The BerbeeWalsh Department of Emergency Medicine (DEM) at UW Health works closely with area emergency medical services agencies, such as the Madison Fire Department (MFD), to support them in providing high-quality, innovative care to patients in the community prior to arrival at the hospital.

DEM and MFD are proud to highlight a life-saving technology being newly implemented by MFD, thanks in part to generous contributions from local philanthropists.

A LUCAS device is set up to perform automated CPR on a mannequin during a demonstration.

A LUCAS device is a machine that delivers high-quality chest compressions to patients suffering from sudden cardiac arrest. These devices are especially helpful for first responders, allowing them to perform the highest quality cardiopulmonary resuscitation (CPR) in a moving ambulance while protecting both patients and paramedics.

Patients who are put on a LUCAS device are transferred to University Hospital, an advanced resuscitation medical center, where they are assessed for extracorporeal cardiopulmonary resuscitation (ECPR) in the emergency department.

Dr. Joshua Glazer, UW Health emergency physician and critical care intensivist, explains, “ECPR is a treatment we can initiate at the BerbeeWalsh Emergency Department to effectively replace the function of the heart, giving the health care team time to address the root medical problem while supporting the brain and other critical organs from ongoing injury caused by a lack of blood flow.”

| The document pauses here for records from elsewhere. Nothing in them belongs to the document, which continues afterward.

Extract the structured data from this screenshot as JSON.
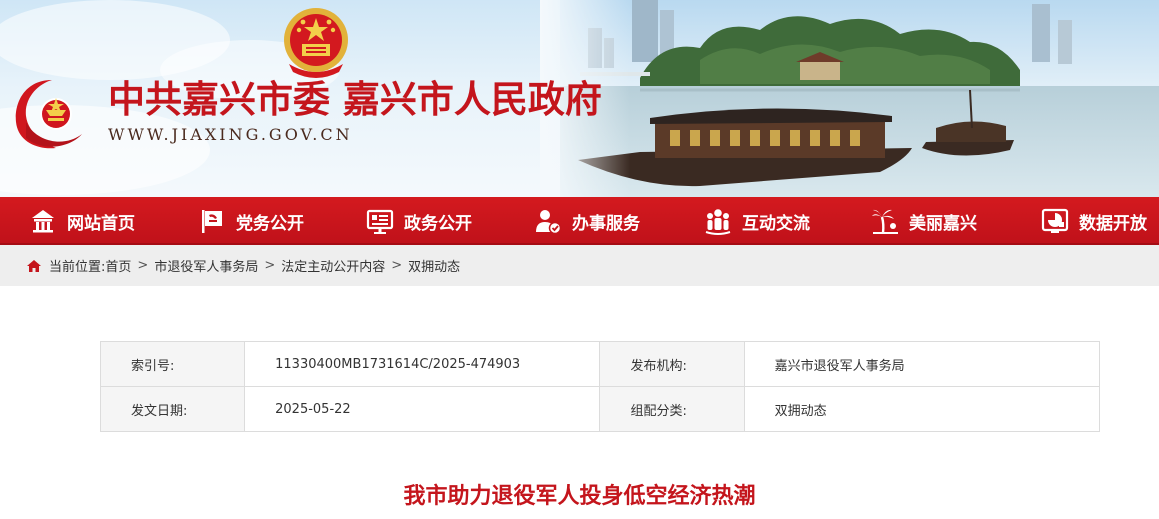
{
  "header": {
    "site_title": "中共嘉兴市委 嘉兴市人民政府",
    "site_url": "WWW.JIAXING.GOV.CN"
  },
  "nav": {
    "items": [
      {
        "label": "网站首页",
        "icon": "home-icon"
      },
      {
        "label": "党务公开",
        "icon": "party-flag-icon"
      },
      {
        "label": "政务公开",
        "icon": "notice-board-icon"
      },
      {
        "label": "办事服务",
        "icon": "service-person-icon"
      },
      {
        "label": "互动交流",
        "icon": "people-group-icon"
      },
      {
        "label": "美丽嘉兴",
        "icon": "palm-tree-icon"
      },
      {
        "label": "数据开放",
        "icon": "data-chart-icon"
      }
    ]
  },
  "breadcrumb": {
    "prefix": "当前位置:",
    "items": [
      "首页",
      "市退役军人事务局",
      "法定主动公开内容",
      "双拥动态"
    ],
    "separator": ">"
  },
  "meta": {
    "index_label": "索引号:",
    "index_value": "11330400MB1731614C/2025-474903",
    "publisher_label": "发布机构:",
    "publisher_value": "嘉兴市退役军人事务局",
    "date_label": "发文日期:",
    "date_value": "2025-05-22",
    "category_label": "组配分类:",
    "category_value": "双拥动态"
  },
  "article": {
    "title": "我市助力退役军人投身低空经济热潮"
  },
  "colors": {
    "brand_red": "#c4151c",
    "nav_red": "#cf161d",
    "crumb_bg": "#eeeeee"
  }
}
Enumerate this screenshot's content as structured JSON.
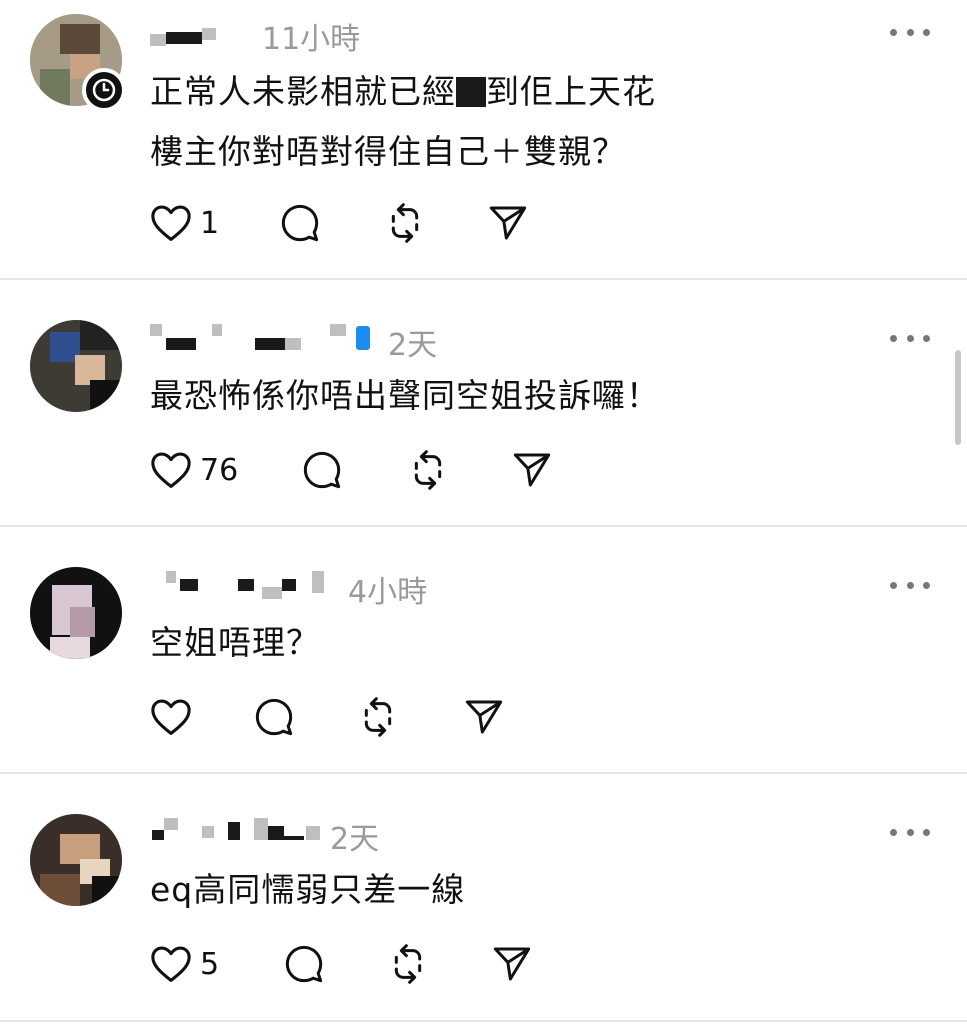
{
  "comments": [
    {
      "timestamp": "11小時",
      "line1_before": "正常人未影相就已經",
      "line1_after": "到佢上天花",
      "line2": "樓主你對唔對得住自己＋雙親？",
      "likes": "1",
      "has_clock_badge": true
    },
    {
      "timestamp": "2天",
      "text": "最恐怖係你唔出聲同空姐投訴囉！",
      "likes": "76",
      "verified": true
    },
    {
      "timestamp": "4小時",
      "text": "空姐唔理？",
      "likes": ""
    },
    {
      "timestamp": "2天",
      "text": "eq高同懦弱只差一線",
      "likes": "5"
    }
  ],
  "icons": {
    "like": "heart-icon",
    "reply": "comment-bubble-icon",
    "repost": "repost-icon",
    "share": "send-icon",
    "more": "more-dots-icon",
    "badge": "clock-icon"
  },
  "colors": {
    "text": "#111111",
    "muted": "#9a9a9a",
    "divider": "#e6e6e6",
    "verified": "#1d8cf0"
  }
}
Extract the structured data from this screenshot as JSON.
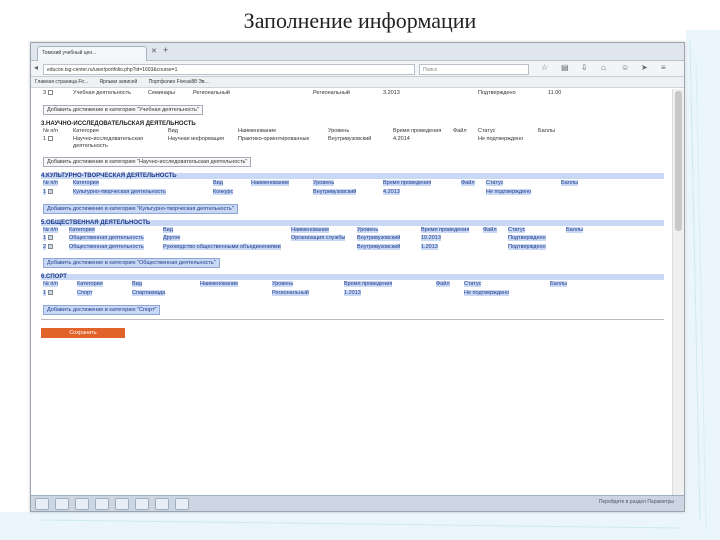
{
  "slide": {
    "title": "Заполнение информации"
  },
  "browser": {
    "tab_label": "Томский учебный цен...",
    "url": "educon.tsg-center.ru/user/portfolio.php?id=1603&course=1",
    "search_placeholder": "Поиск",
    "bookmarks": [
      "Главная страница Fir...",
      "Ярлыки записей",
      "Портфолио Fiveas88 Эв..."
    ]
  },
  "sections": {
    "row_top": {
      "cells": [
        "3",
        "Учебная деятельность",
        "Семинары",
        "Региональный",
        "Региональный",
        "3.2013",
        "Подтверждено",
        "11.00"
      ]
    },
    "add_study": "Добавить достижение в категорию \"Учебная деятельность\"",
    "research": {
      "title": "3.НАУЧНО-ИССЛЕДОВАТЕЛЬСКАЯ ДЕЯТЕЛЬНОСТЬ",
      "headers": [
        "№ п/п",
        "Категория",
        "Вид",
        "Наименование",
        "Уровень",
        "Время проведения",
        "Файл",
        "Статус",
        "Баллы"
      ],
      "row": [
        "1",
        "Научно-исследовательская деятельность",
        "Научная информация",
        "Практико-ориентированные",
        "Внутривузовский",
        "4.2014",
        "",
        "Не подтверждено",
        ""
      ],
      "add": "Добавить достижение в категорию \"Научно-исследовательская деятельность\""
    },
    "creative": {
      "title": "4.КУЛЬТУРНО-ТВОРЧЕСКАЯ ДЕЯТЕЛЬНОСТЬ",
      "headers": [
        "№ п/п",
        "Категория",
        "Вид",
        "Наименование",
        "Уровень",
        "Время проведения",
        "Файл",
        "Статус",
        "Баллы"
      ],
      "row": [
        "1",
        "Культурно-творческая деятельность",
        "Конкурс",
        "",
        "Внутривузовский",
        "4.2013",
        "",
        "Не подтверждено",
        ""
      ],
      "add": "Добавить достижение в категорию \"Культурно-творческая деятельность\""
    },
    "social": {
      "title": "5.ОБЩЕСТВЕННАЯ ДЕЯТЕЛЬНОСТЬ",
      "headers": [
        "№ п/п",
        "Категория",
        "Вид",
        "Наименование",
        "Уровень",
        "Время проведения",
        "Файл",
        "Статус",
        "Баллы"
      ],
      "rows": [
        [
          "1",
          "Общественная деятельность",
          "Другое",
          "Организация службы",
          "Внутривузовский",
          "10.2013",
          "",
          "Подтверждено",
          ""
        ],
        [
          "2",
          "Общественная деятельность",
          "Руководство общественными объединениями",
          "",
          "Внутривузовский",
          "1.2013",
          "",
          "Подтверждено",
          ""
        ]
      ],
      "add": "Добавить достижение в категорию \"Общественная деятельность\""
    },
    "sport": {
      "title": "6.СПОРТ",
      "headers": [
        "№ п/п",
        "Категория",
        "Вид",
        "Наименование",
        "Уровень",
        "Время проведения",
        "Файл",
        "Статус",
        "Баллы"
      ],
      "row": [
        "1",
        "Спорт",
        "Спартакиада",
        "",
        "Региональный",
        "1.2013",
        "",
        "Не подтверждено",
        ""
      ],
      "add": "Добавить достижение в категорию \"Спорт\""
    },
    "save": "Сохранить"
  },
  "taskbar": {
    "text": "Перейдите в раздел Параметры"
  }
}
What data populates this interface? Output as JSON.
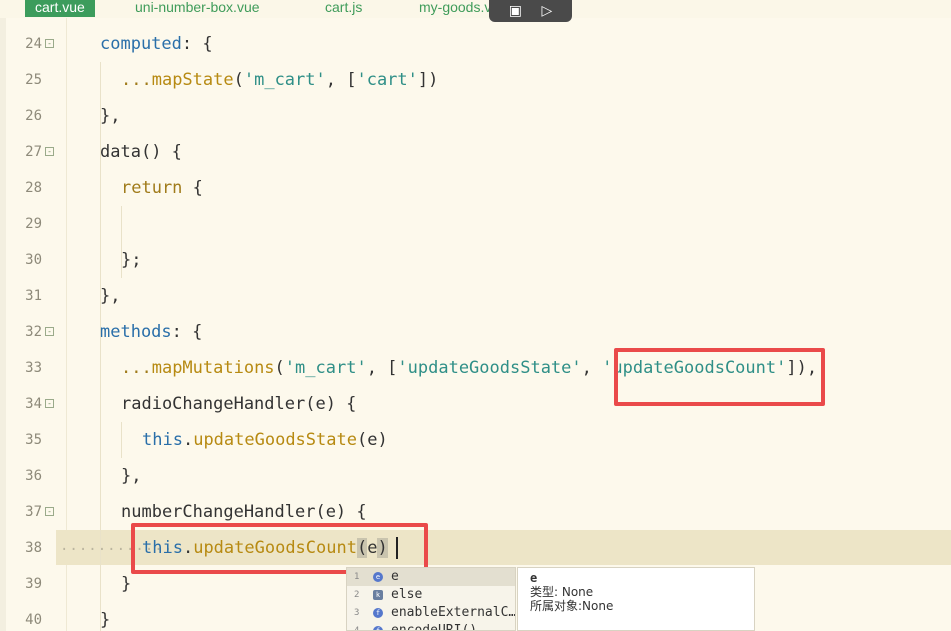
{
  "tabs": [
    {
      "label": "cart.vue",
      "active": true
    },
    {
      "label": "uni-number-box.vue",
      "active": false
    },
    {
      "label": "cart.js",
      "active": false
    },
    {
      "label": "my-goods.v",
      "active": false
    }
  ],
  "overlay_icons": [
    "screen-record-icon",
    "magic-edit-icon"
  ],
  "lines": [
    {
      "n": "24",
      "fold": true
    },
    {
      "n": "25",
      "fold": false
    },
    {
      "n": "26",
      "fold": false
    },
    {
      "n": "27",
      "fold": true
    },
    {
      "n": "28",
      "fold": false
    },
    {
      "n": "29",
      "fold": false
    },
    {
      "n": "30",
      "fold": false
    },
    {
      "n": "31",
      "fold": false
    },
    {
      "n": "32",
      "fold": true
    },
    {
      "n": "33",
      "fold": false
    },
    {
      "n": "34",
      "fold": true
    },
    {
      "n": "35",
      "fold": false
    },
    {
      "n": "36",
      "fold": false
    },
    {
      "n": "37",
      "fold": true
    },
    {
      "n": "38",
      "fold": false
    },
    {
      "n": "39",
      "fold": false
    },
    {
      "n": "40",
      "fold": false
    }
  ],
  "code": {
    "l24": {
      "a": "computed",
      "b": ": {"
    },
    "l25": {
      "a": "...",
      "b": "mapState",
      "c": "(",
      "d": "'m_cart'",
      "e": ", [",
      "f": "'cart'",
      "g": "])"
    },
    "l26": {
      "a": "},"
    },
    "l27": {
      "a": "data",
      "b": "() {"
    },
    "l28": {
      "a": "return",
      "b": " {"
    },
    "l30": {
      "a": "};"
    },
    "l31": {
      "a": "},"
    },
    "l32": {
      "a": "methods",
      "b": ": {"
    },
    "l33": {
      "a": "...",
      "b": "mapMutations",
      "c": "(",
      "d": "'m_cart'",
      "e": ", [",
      "f": "'updateGoodsState'",
      "g": ", ",
      "h": "'updateGoodsCount'",
      "i": "]),"
    },
    "l34": {
      "a": "radioChangeHandler(e) {"
    },
    "l35": {
      "a": "this",
      "b": ".",
      "c": "updateGoodsState",
      "d": "(e)"
    },
    "l36": {
      "a": "},"
    },
    "l37": {
      "a": "numberChangeHandler(e) {"
    },
    "l38": {
      "a": "this",
      "b": ".",
      "c": "updateGoodsCount",
      "d": "(",
      "e": "e",
      "f": ")"
    },
    "l39": {
      "a": "}"
    },
    "l40": {
      "a": "}"
    }
  },
  "autocomplete": {
    "items": [
      {
        "num": "1",
        "label": "e"
      },
      {
        "num": "2",
        "label": "else"
      },
      {
        "num": "3",
        "label": "enableExternalC…"
      },
      {
        "num": "4",
        "label": "encodeURI()"
      }
    ],
    "detail": {
      "name": "e",
      "type_line": "类型: None",
      "owner_line": "所属对象:None"
    }
  },
  "colors": {
    "annotation_red": "#ea4a4a",
    "active_tab": "#3c9c5c",
    "background": "#fdf9ec"
  }
}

Patients who have been treated with a LUCAS device followed by hospital-based ECPR have a better chance of surviving to hospital discharge with a good outcome than do patients who receive only conventional CPR without the assistance of a mechanical device.

The strong partnership between UW Health and surrounding EMS agencies facilitates these life-saving procedures. This partnership includes sharing of information, patient outcomes, and joint simulation trainings.

Once made aware of the significant impact these devices can have on saving Dane County’s most critically ill patients, a small group of local philanthropists coordinated funds that allowed MFD to purchase these devices. The regular MFD budgeting process would not allow for such a large expense in such a short period of time, so the group stepped. This way the citizens of Dane County could benefit immediately.

“That the UW worked hand-in-hand with invested members of our community to make this happen demonstrates how important our relationship is in providing great care to citizens,” said Ché Stedman, assistant chief of medical affairs, MFD.

An appreciation event was held at MFD Station #1 on Monday to recognize the generous contributions from this group of community supporters.

Members from the UW Health emergency department and Madison Fire Department pose for a photo with community philanthropists.

Dane County EMS, including MFD, has some of the highest survival rates for out-of-hospital cardiac arrest in the nation. With all agencies countywide now able to employ automated CPR devices, UW Health and Dane County emergency agencies are well-positioned to continue this life-saving work.

The BerbeeWalsh Department of Emergency Medicine thanks Mr. Nathan Herbst for helping to coordinate the following local philanthropists in their support of delivering exceptional health care to our community (listed alphabetically): Jim Berbee and Karen Walsh, Joel and Jessica Fields of the Fields Foundation, Dan and Julie Hartung, Nathan and Sarah Herbst, and Paul and Suzy Shain.